Page and application data records
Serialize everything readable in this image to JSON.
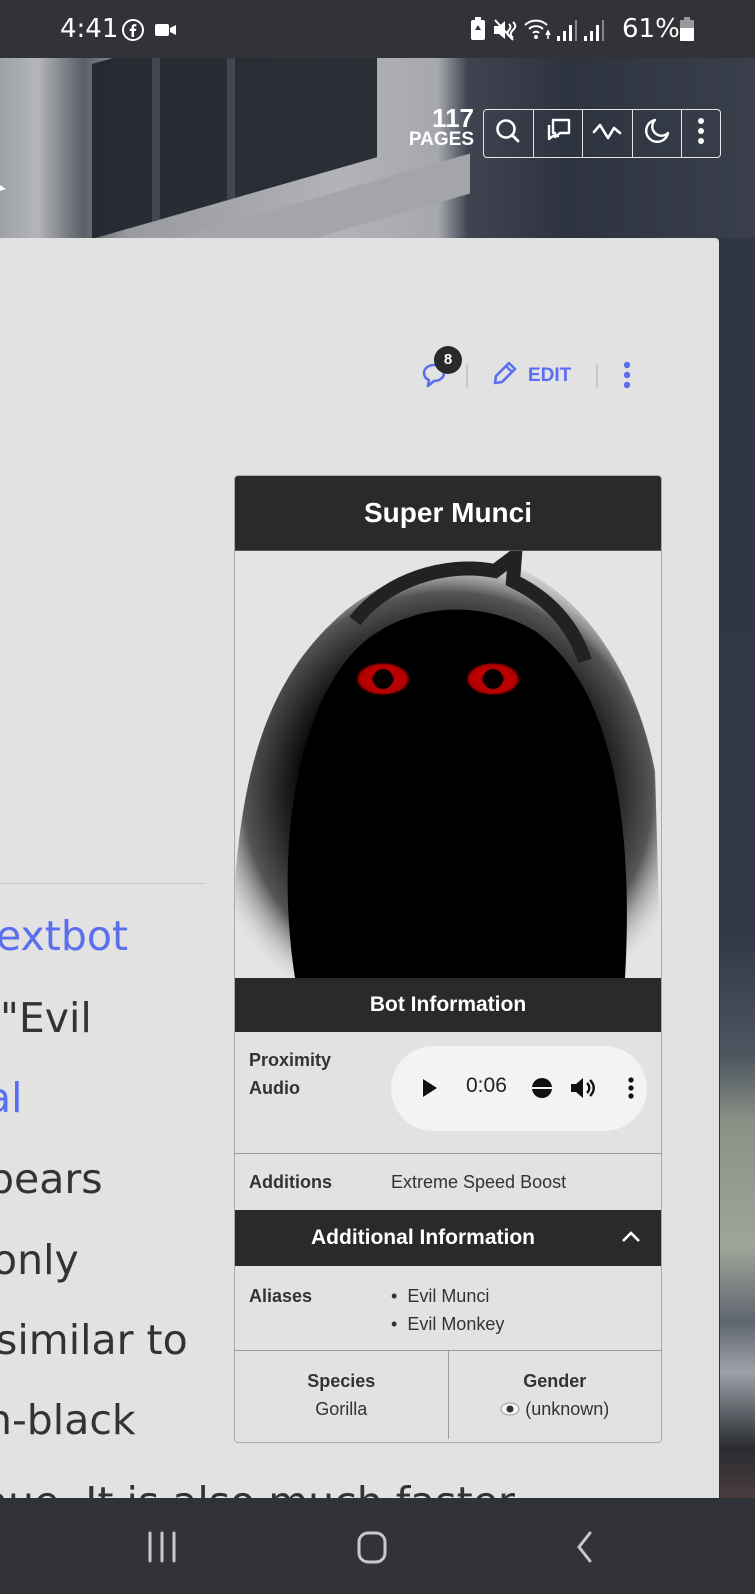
{
  "status_bar": {
    "time": "4:41",
    "notification_icons": [
      "facebook-icon",
      "video-camera-icon"
    ],
    "system_icons": [
      "battery-saver-icon",
      "vibrate-mute-icon",
      "wifi-icon",
      "signal-icon",
      "signal-icon"
    ],
    "battery": "61%"
  },
  "wiki_header": {
    "pages_count": "117",
    "pages_label": "PAGES",
    "tools": [
      "search-icon",
      "discussions-icon",
      "activity-icon",
      "dark-mode-icon",
      "more-vertical-icon"
    ]
  },
  "page_actions": {
    "comments_count": "8",
    "edit_label": "EDIT"
  },
  "article_fragments": [
    {
      "text": "extbot",
      "link": true
    },
    {
      "text": " \"Evil",
      "link": false
    },
    {
      "text": "al",
      "link": true
    },
    {
      "text": "pears",
      "link": false
    },
    {
      "text": "only",
      "link": false
    },
    {
      "text": "similar to",
      "link": false
    },
    {
      "text": "n-black",
      "link": false
    },
    {
      "text": "hue. It is also much faster",
      "link": false
    }
  ],
  "infobox": {
    "title": "Super Munci",
    "image_alt": "Super Munci dark silhouette with red eyes",
    "bot_info_header": "Bot Information",
    "proximity_audio_label": "Proximity Audio",
    "audio": {
      "time": "0:06",
      "state": "paused"
    },
    "additions_label": "Additions",
    "additions_value": "Extreme Speed Boost",
    "additional_info_header": "Additional Information",
    "aliases_label": "Aliases",
    "aliases": [
      "Evil Munci",
      "Evil Monkey"
    ],
    "species_label": "Species",
    "species_value": "Gorilla",
    "gender_label": "Gender",
    "gender_value": "(unknown)"
  },
  "colors": {
    "accent": "#5b6ef0",
    "infobox_header": "#2a2a2a",
    "card_bg": "#e2e2e2"
  }
}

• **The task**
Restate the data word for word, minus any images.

• **Written answer**
Serialize everything readable in this image to JSON.
{
  "status_bar": {
    "time": "4:41",
    "notification_icons": [
      "facebook-icon",
      "video-camera-icon"
    ],
    "system_icons": [
      "battery-saver-icon",
      "vibrate-mute-icon",
      "wifi-icon",
      "signal-icon",
      "signal-icon"
    ],
    "battery": "61%"
  },
  "wiki_header": {
    "pages_count": "117",
    "pages_label": "PAGES",
    "tools": [
      "search-icon",
      "discussions-icon",
      "activity-icon",
      "dark-mode-icon",
      "more-vertical-icon"
    ]
  },
  "page_actions": {
    "comments_count": "8",
    "edit_label": "EDIT"
  },
  "article_fragments": [
    {
      "text": "extbot",
      "link": true
    },
    {
      "text": " \"Evil",
      "link": false
    },
    {
      "text": "al",
      "link": true
    },
    {
      "text": "pears",
      "link": false
    },
    {
      "text": "only",
      "link": false
    },
    {
      "text": "similar to",
      "link": false
    },
    {
      "text": "n-black",
      "link": false
    },
    {
      "text": "hue. It is also much faster",
      "link": false
    }
  ],
  "infobox": {
    "title": "Super Munci",
    "image_alt": "Super Munci dark silhouette with red eyes",
    "bot_info_header": "Bot Information",
    "proximity_audio_label": "Proximity Audio",
    "audio": {
      "time": "0:06",
      "state": "paused"
    },
    "additions_label": "Additions",
    "additions_value": "Extreme Speed Boost",
    "additional_info_header": "Additional Information",
    "aliases_label": "Aliases",
    "aliases": [
      "Evil Munci",
      "Evil Monkey"
    ],
    "species_label": "Species",
    "species_value": "Gorilla",
    "gender_label": "Gender",
    "gender_value": "(unknown)"
  },
  "colors": {
    "accent": "#5b6ef0",
    "infobox_header": "#2a2a2a",
    "card_bg": "#e2e2e2"
  }
}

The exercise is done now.